**TASK GOAL**
Search the entries for the word "down". Copy every line where it turns up.

**AVAILABLE DATA**
§ §
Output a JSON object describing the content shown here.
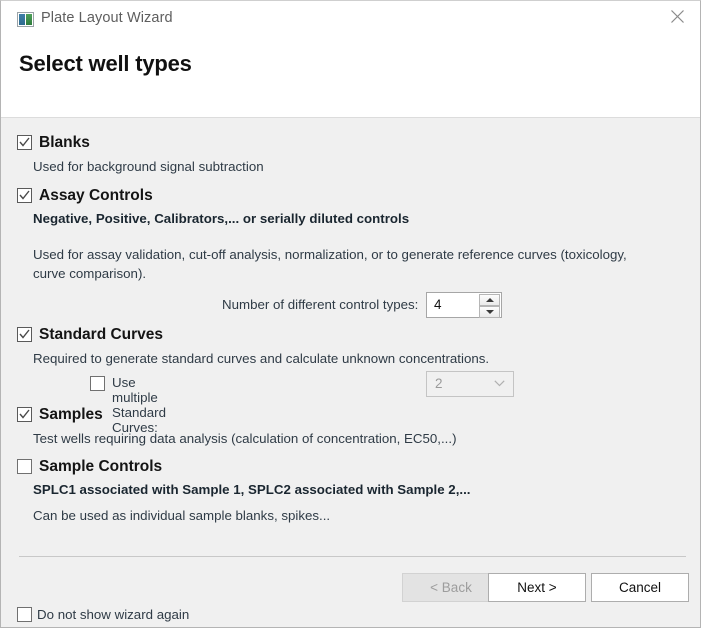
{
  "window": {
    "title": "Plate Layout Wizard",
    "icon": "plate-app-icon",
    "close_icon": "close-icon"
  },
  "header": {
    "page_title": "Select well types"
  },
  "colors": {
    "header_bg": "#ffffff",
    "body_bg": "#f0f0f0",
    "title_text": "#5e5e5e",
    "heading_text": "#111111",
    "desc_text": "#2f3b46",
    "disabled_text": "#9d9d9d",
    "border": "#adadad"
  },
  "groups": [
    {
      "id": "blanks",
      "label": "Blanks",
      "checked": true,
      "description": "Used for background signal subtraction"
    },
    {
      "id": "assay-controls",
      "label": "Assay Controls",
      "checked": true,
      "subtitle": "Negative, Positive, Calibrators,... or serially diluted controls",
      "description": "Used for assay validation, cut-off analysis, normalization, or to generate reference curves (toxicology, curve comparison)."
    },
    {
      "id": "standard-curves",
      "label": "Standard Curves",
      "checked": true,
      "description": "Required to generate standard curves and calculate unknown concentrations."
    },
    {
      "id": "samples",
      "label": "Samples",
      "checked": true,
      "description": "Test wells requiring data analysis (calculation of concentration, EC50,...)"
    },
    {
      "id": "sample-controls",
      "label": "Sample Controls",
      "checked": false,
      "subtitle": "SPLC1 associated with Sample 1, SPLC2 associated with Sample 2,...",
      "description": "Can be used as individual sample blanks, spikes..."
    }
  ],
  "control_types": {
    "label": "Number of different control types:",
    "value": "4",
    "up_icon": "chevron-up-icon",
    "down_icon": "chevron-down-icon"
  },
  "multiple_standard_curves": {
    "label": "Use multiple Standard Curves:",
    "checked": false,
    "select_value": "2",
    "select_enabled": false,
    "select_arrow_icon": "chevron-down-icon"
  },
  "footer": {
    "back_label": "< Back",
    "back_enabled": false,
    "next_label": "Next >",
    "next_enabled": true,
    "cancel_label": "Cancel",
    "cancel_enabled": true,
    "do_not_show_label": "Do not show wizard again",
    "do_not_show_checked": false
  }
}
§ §
**WRITTEN SOLUTION**
    "down_icon": "chevron-down-icon"
    "select_arrow_icon": "chevron-down-icon"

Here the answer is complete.